What is a Threshold Injury? No-Fault Reform Provides Further Clarification

man with arm injury working on laptop

Authored by Grand Rapids auto accident lawyer, Tom Sinas

What is a threshold injury? If you’ve been injured in a motor vehicle collision, have heard this term tossed around, and are confused and wonder what it means, we have good and bad news. The bad news is, you’re not alone. Threshold law has been the source of great debate in Michigan amongst practitioners and judges throughout the years. It seems that as soon as the courts settle on what constitutes a “serious impairment of body function,” an appellate decision upends that definition. The good news, though, is that we seem to be heading toward some stability in this area of law, and the 2019 no-fault reforms provide further clarification. If you’re wondering what a threshold injury is and if it applies to your situation, read on.

Michigan’s Threshold Injury Requirement in Auto Negligence Cases

The term “threshold injury” is unique to Michigan car accident claims. In many other states, if another driver causes a collision and you’re hurt, you can pursue a claim against them. The extent of your injuries will determine what types of damages you may recover. It is not that straightforward in Michigan. Since Michigan is an auto no-fault state, your injuries must satisfy the “threshold injury” requirement in order to pursue a claim against the at-fault driver of your accident. This claim, also referred to as an auto negligence claim or an auto liability claim, compensates injured parties for quality of life damages, also known as non-economic damages, such as pain and suffering, loss of function, loss of independence, embarrassment, etc.

What is a Threshold Injury?

In legal terms, a threshold injury is defined as a “serious impairment of body function,” “permanent serious disfigurement,” or death. In short, threshold law is a test that an injured person must pass in order to show that their injuries are “serious enough” to pursue damages against the driver responsible for their collision. For example, someone sustaining a life-altering injury requiring intensive care, treatment, or rehabilitation will likely meet the threshold requirement. Threshold law only applies to auto accidents and is the measure used to determine a person’s ability to sue the driver who caused the accident for their injuries.

While “permanent serious disfigurement” seems rather straightforward, you’re probably wondering what constitutes a “serious impairment of body function.” This definition is more subjective and has been the core issue in many cases our firm handles, requiring interpretation by the courts.

For example, in 2019, the Court of Appeals decided the published case of Piccione v. Gillette, 327 Mich. App. 16. The case involved a clavicle fracture in a three-year-old causing a variety of lifestyle changes for four months following the accidents. The trial court originally ruled that the child’s injuries did not meet the threshold injury requirement.  However, on appeal, the Michigan Court of Appeals reversed the trial court’s decision and held that the injuries could be significant enough.  In doing so, the Court of Appeals reiterated two key points:

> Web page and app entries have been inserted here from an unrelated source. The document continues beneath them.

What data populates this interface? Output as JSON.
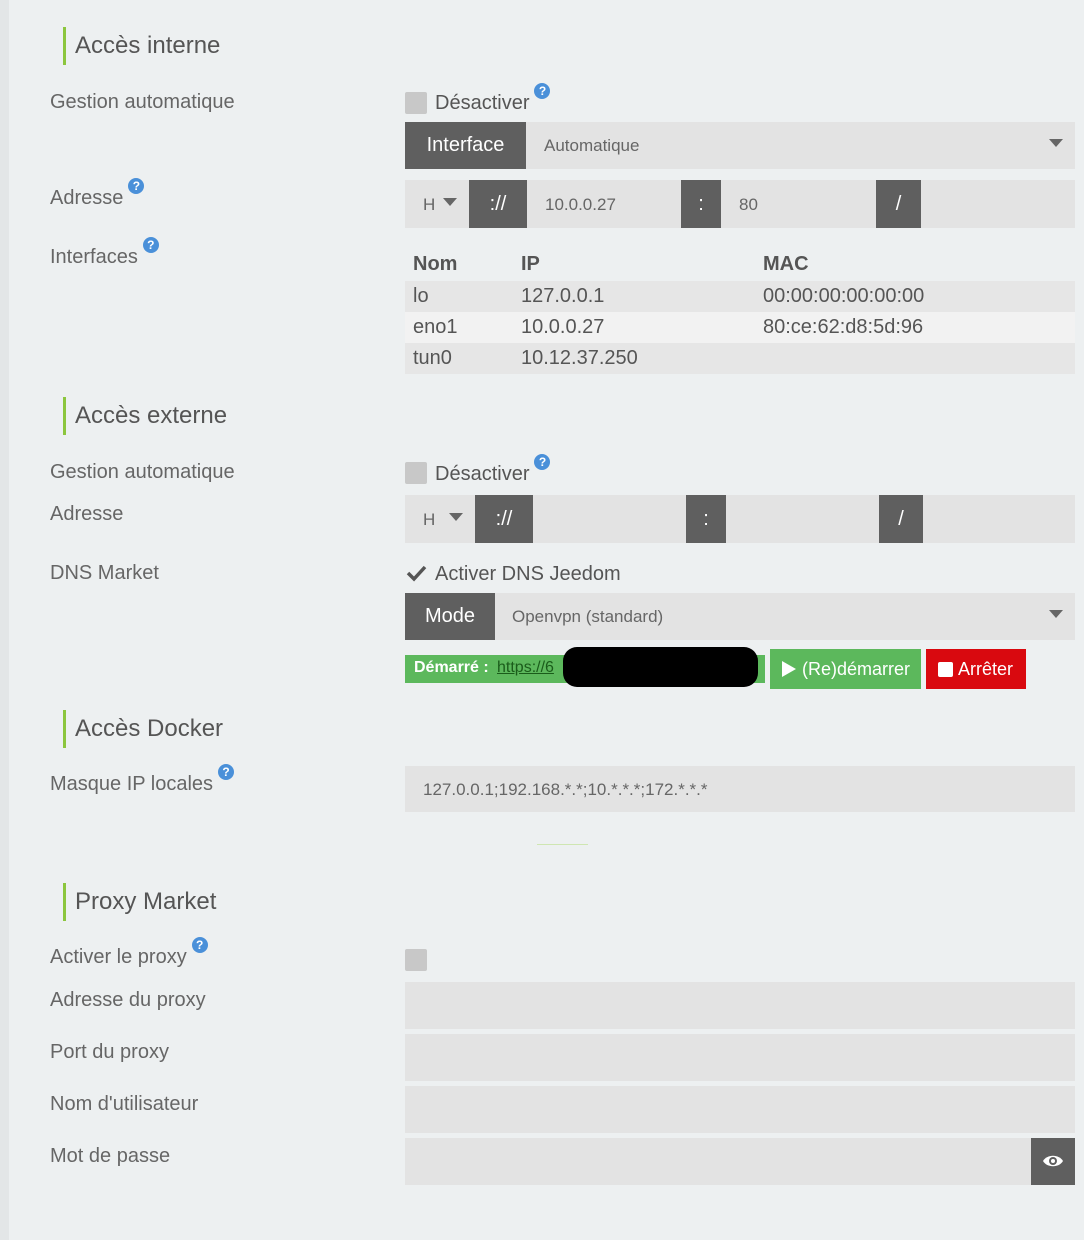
{
  "internal": {
    "title": "Accès interne",
    "auto_label": "Gestion automatique",
    "disable_label": "Désactiver",
    "interface_btn": "Interface",
    "interface_value": "Automatique",
    "address_label": "Adresse",
    "protocol": "H",
    "scheme_sep": "://",
    "ip": "10.0.0.27",
    "port_sep": ":",
    "port": "80",
    "path_sep": "/",
    "interfaces_label": "Interfaces",
    "table_headers": [
      "Nom",
      "IP",
      "MAC"
    ],
    "table_rows": [
      [
        "lo",
        "127.0.0.1",
        "00:00:00:00:00:00"
      ],
      [
        "eno1",
        "10.0.0.27",
        "80:ce:62:d8:5d:96"
      ],
      [
        "tun0",
        "10.12.37.250",
        ""
      ]
    ]
  },
  "external": {
    "title": "Accès externe",
    "auto_label": "Gestion automatique",
    "disable_label": "Désactiver",
    "address_label": "Adresse",
    "protocol": "H",
    "scheme_sep": "://",
    "port_sep": ":",
    "path_sep": "/",
    "dns_label": "DNS Market",
    "dns_checkbox_label": "Activer DNS Jeedom",
    "mode_btn": "Mode",
    "mode_value": "Openvpn (standard)",
    "status_prefix": "Démarré :",
    "status_link": "https://6",
    "restart_label": "(Re)démarrer",
    "stop_label": "Arrêter"
  },
  "docker": {
    "title": "Accès Docker",
    "mask_label": "Masque IP locales",
    "mask_value": "127.0.0.1;192.168.*.*;10.*.*.*;172.*.*.*"
  },
  "proxy": {
    "title": "Proxy Market",
    "enable_label": "Activer le proxy",
    "address_label": "Adresse du proxy",
    "port_label": "Port du proxy",
    "user_label": "Nom d'utilisateur",
    "password_label": "Mot de passe"
  },
  "help_glyph": "?",
  "colors": {
    "accent_green": "#8cc63e",
    "status_green": "#5cb85c",
    "stop_red": "#d9090f",
    "dark_button": "#5f5f5f",
    "help_blue": "#4a90d9"
  }
}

  • injuries must only affect a person’s lifestyle, not completely destroy it, in order to rise to the level of a threshold injury; and
  • the serious impairment of body function can be a temporary injury, there is no permanence requirement.

New No-Fault Law Further Defines “Serious Impairment of Body Function”

The state’s no-fault law reform of 2019 further amended the definition of “serious impairment of body function.”  Now, in order to sue the at-fault driver for non-economic damages such as pain and suffering, an injured person must prove:

  • the injury is objectively manifested – meaning it is observable or perceivable from symptoms or conditions by someone other than the injured person;
  • the objectively manifested impairment must be to an important body function which is a body function of great value, significance, or consequence to the injured person;
  • impairment of an important body function must affect the “injured person’s general ability to lead his or her normal life, meaning it has had an influence on some of the person’s capacity to live in his or her normal manner of living;
  • there is no requirement for how long an impairment must last;
  • an examination into a threshold injury is inherently fact and circumstance specific to each person and must be conducted on a case-by-case basis;
  • and requires a comparison of the injured person’s life before and after the incident.

Michigan Threshold Knowledge

As you can see, answering the question of “what is a threshold injury” is not necessarily an easy task. Michigan’s new no-fault legislation has provided further clarification on what constitutes a “serious impairment of body function.” However, these injuries and their impact on a person’s life differ on a case-by-case basis. Consulting with a Michigan personal injury attorney who specializes in litigating threshold injuries is the first step to ensuring your rights to pursue non-economic damages are preserved.


Author, Tom Sinas

At Sinas Dramis Law Firm, the ample time we take with clients to truly understand not only their potential case but the extent of their injuries and the many ways their life has been impacted since their accident is one of our key differentiators. We not only get to know our clients and their family, but much of our efforts also go into understanding who they were before their accident. We go the extra mile here, interviewing friends and family, compiling video testimony, and producing a lengthy brochure that adequately conveys to an opposing counsel or jury the differences between the person’s life before and after their accident. This diligence and attention to detail is the difference needed to successfully win an auto negligence claim when you’ve been hurt because of someone else’s wrongdoing.


Michigan Auto No-Fault Law